But long-term investors need to avoid the temptation to chase performance at stocks that have had astonishing returns in the past three months since so many of these "winners" remain in financial trouble.
Just take a look at General Motors (GMGMQ). The stock has more than doubled in the week since it was delisted from the New York Stock Exchange and moved to the Pink Sheets. But with GM filing for bankruptcy, these shares will eventually be canceled. So they may make a decent short-term trade, but they're a sucker's bet for an actual investor.
Over time, stocks tend to move up and down based on corporate earnings growth -- or lack thereof. At some point, the fact that profits (or losses) aren't as awful as people expected them to be won't be enough to justify more gains.
Investors will soon need concrete proof that earnings are improving and being driven by actual increases in demand (i.e. improving sales) not cost-cutting (i.e. more layoffs) or accounting gimmicks.
Daniel Alpert, managing director with Westwood Capital, an investment bank in New York, thinks that the market will become more discerning next month -- once companies start to report second-quarter results and give guidance for the remainder of the year.
"July will be crucial.
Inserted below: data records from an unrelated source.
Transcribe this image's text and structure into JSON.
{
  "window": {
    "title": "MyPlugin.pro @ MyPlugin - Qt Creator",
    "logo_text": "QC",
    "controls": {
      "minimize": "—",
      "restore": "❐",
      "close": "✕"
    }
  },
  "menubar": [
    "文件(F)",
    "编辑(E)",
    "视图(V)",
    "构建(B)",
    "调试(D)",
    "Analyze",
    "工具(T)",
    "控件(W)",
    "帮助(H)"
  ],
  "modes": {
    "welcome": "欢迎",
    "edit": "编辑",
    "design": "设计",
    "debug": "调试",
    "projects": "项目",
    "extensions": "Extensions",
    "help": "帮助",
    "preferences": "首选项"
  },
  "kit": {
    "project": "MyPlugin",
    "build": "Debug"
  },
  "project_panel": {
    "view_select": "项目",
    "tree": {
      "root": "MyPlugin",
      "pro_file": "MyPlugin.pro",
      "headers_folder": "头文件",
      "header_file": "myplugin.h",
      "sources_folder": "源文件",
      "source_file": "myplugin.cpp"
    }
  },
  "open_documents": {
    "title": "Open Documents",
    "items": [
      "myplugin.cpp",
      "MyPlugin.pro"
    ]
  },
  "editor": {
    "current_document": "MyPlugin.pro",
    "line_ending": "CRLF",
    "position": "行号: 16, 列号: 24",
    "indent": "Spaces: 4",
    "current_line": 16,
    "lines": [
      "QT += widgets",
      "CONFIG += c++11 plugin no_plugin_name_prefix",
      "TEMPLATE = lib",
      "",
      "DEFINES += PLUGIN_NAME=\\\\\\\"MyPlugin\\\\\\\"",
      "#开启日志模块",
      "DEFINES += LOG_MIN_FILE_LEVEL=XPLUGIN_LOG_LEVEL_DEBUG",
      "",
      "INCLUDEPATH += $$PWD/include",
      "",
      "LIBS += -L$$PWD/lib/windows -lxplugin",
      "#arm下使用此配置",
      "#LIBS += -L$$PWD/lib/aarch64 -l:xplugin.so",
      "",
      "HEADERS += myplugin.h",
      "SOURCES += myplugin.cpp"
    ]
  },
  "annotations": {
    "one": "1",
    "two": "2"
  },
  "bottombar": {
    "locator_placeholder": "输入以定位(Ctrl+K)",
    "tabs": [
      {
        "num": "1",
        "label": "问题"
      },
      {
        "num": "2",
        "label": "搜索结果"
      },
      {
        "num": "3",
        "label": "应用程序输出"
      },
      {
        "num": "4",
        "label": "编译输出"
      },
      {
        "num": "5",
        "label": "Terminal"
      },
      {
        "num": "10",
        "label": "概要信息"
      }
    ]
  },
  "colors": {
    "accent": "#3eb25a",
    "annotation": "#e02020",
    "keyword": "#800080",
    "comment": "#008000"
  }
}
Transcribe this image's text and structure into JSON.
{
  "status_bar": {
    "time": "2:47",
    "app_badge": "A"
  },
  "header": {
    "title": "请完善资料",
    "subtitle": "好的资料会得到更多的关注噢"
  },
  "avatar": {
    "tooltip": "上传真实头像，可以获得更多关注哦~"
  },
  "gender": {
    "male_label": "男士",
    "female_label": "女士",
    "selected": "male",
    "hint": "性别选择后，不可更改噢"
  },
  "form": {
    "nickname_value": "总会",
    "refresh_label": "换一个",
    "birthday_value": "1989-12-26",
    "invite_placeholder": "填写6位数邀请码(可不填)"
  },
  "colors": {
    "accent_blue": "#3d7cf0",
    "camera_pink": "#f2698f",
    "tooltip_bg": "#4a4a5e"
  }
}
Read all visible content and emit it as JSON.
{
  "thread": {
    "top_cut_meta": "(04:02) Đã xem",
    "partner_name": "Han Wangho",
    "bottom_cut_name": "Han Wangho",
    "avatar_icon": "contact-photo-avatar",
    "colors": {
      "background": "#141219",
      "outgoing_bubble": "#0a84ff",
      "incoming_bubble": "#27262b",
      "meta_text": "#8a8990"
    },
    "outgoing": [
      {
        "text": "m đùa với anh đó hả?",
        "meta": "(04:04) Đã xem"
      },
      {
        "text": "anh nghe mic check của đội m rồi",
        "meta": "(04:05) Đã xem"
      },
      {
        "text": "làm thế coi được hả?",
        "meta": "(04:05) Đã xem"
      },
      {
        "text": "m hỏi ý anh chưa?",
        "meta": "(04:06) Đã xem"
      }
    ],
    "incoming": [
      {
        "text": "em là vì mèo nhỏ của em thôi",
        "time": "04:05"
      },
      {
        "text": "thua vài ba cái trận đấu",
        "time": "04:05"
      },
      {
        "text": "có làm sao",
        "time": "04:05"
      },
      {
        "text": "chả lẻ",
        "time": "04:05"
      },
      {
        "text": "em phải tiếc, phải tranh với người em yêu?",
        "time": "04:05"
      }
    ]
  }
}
There will be less forgiveness for smaller losses. People will start wondering whether companies are actually going to post profits in the short-term," Alpert said.
Alpert's particularly concerned about what may happen to bank stocks. He does not think that many troubled banks are out of the woods just yet.
"The bank stock rally is based on the triumph of hope over fundamentals," he said. "Fundamentals are still poor and banks could face steeper losses. Commercial real estate and other loans across the board are continuing to worsen."
Now this doesn't mean that the market is going to come tumbling back to its March lows. But rather than chase the hot momentum stocks of the moment, investors might be better off looking at solid blue-chips in a wide variety of industries that are profitable, expected to post earnings growth this year and have low debt loads.
Companies like insurance broker and soon-to-be Manchester United shirt sponsor Aon (AOC, Fortune 500), biotech Cephalon (CEPH) and discount retailer Family Dollar Stores (FDO, Fortune 500) fit that bill. Those three are stocks that I pointed out in Wednesday's column as stocks left behind during the rally.
And while those three may not have enjoyed the types of eye-popping returns that some of the stress test banks have enjoyed in the past three months, they're also a lot less likely to disappoint you with massive financial losses.
Talkback: What stocks are you investing in right now?